Once they began trading, and got their hands on modern weapons, these conflicts escalated. Many thousands of Maori were killed in the so-called Musket Wars of the early years of the nineteenth century. One important side-effect of this was that the Maori quickly developed offensive and defensive strategies that stood them in very good stead when they fought against the well-trained and well-armed British army in later years.
JANE: So, how did matters get resolved?
ALAN: Towards the end of the eighteenth century, Australia got in on the act when the Governor of New South Wales claimed New Zealand. He appointed a British Resident in 1832 to try and mediate between the Maori and the increasingly unruly settlers. The Resident attempted to build a formal confederation with the Northern Maori tribes. However the French (always Britain’s traditional enemy) also began making treaty noises. To forestall any French claim, the tribes were persuaded to send a declaration of independence to the then British King, William IV. This was only dubiously legal at best and ongoing unrest prompted the Colonial Office to send Sir James Hobson to claim full sovereignty for the British crown – which by then had passed from William to Queen Victoria, or Wikitoria, as the Maori referred to her.
When wikis in general (and wikipedia in particular) appeared on the internet I started claiming that the Maori had invented the whole thing 150 years ago…
JANE: Ouch! Alan, you really should be careful. One day someone is going to take you seriously and you’ll get into a lot of trouble!
ALAN: But to be serious for a moment, the Maori did adopt many English names for themselves and sometimes they adapted the pronunciation to slide more easily over their tongues. We’ve already seen Wikitoria, but another favourite is Wiremu, which is the Maori pronunciation of the English name “William.” It’s a very common Maori name these days – Robin has a Maori nephew called Wiremu.
JANE: I like it. Names do become adapted to different languages. If I were Spanish, I would be Juana (“Wah-na”). It’s nice that the Maori contributed to the variations on William – which, in Spanish, is “Guillermo.” The double “l” is pronounced more like a “y” so a rough pronunciation is “Gee-er-mo.” “Wiremu” is at least as recognizable.
But back to history.
ALAN: Anyway, Sir James Hobson negotiated a binding and comprehensive treaty with the various Maori tribes. It is known as the Treaty of Waitangi after the place where the tribes gathered to sign it, just outside Kororāreka, on 6th February 1840. With this, New Zealand became the latest and the last British Colony. The old hell-hole of Kororāreka (now renamed Russell) became the capital of the new nation, and Great Britain had one more country with whom to play cricket.
JANE: I remember you telling me about the Treaty of Waitangi back when we were discussing holidays. The signing was a really important event, wasn’t it?
ALAN: Very important. We regard the Treaty of Waitangi in the same way that you regard the Declaration of Independence, and for much the same reason. It marks the formal beginning of the country of New Zealand.

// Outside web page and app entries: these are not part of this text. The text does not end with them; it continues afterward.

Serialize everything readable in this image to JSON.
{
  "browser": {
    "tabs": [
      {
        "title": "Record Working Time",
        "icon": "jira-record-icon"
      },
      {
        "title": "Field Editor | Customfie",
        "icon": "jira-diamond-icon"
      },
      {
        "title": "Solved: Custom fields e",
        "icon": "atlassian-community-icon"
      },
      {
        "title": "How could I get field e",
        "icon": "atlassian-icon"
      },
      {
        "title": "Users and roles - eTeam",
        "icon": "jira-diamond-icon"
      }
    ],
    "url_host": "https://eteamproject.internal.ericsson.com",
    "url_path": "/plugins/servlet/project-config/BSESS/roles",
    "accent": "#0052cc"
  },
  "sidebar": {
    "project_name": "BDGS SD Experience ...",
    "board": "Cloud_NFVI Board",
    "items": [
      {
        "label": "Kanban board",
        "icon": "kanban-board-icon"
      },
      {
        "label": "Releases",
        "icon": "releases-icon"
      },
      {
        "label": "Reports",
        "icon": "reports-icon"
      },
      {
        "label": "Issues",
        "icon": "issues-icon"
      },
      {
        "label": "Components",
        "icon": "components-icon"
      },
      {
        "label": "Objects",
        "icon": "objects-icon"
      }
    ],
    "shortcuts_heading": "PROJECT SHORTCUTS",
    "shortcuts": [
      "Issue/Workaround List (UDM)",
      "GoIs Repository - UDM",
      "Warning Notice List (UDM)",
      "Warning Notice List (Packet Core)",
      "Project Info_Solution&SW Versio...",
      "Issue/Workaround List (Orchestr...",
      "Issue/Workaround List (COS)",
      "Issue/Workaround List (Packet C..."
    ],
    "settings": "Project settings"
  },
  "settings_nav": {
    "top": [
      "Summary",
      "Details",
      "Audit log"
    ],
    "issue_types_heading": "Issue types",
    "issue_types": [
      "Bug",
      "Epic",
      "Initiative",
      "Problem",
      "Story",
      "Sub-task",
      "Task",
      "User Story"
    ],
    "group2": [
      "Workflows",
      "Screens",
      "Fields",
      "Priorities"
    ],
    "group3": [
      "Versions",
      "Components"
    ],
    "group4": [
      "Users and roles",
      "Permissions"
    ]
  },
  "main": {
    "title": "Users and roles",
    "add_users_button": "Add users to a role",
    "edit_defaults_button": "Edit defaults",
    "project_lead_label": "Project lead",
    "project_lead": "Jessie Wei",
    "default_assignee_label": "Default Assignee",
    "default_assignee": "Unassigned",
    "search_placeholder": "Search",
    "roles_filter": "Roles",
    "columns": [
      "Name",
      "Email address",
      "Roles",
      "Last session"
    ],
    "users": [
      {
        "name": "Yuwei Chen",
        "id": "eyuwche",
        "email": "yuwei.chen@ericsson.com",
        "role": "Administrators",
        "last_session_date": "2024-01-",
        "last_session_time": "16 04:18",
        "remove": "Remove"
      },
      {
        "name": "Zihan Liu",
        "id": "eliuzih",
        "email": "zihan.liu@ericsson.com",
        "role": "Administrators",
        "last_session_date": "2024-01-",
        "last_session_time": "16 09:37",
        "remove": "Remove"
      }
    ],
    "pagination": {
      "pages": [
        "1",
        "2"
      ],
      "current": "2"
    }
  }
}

JANE: So we’ve traveled across time from an isolated land discovered by a Dutchman who thought he’d found South America to the foundation of the last British Colony. However, if the Maori were anything like the American Indians (or Native Americans) the story is far from over. I’d like to pick up with it next time.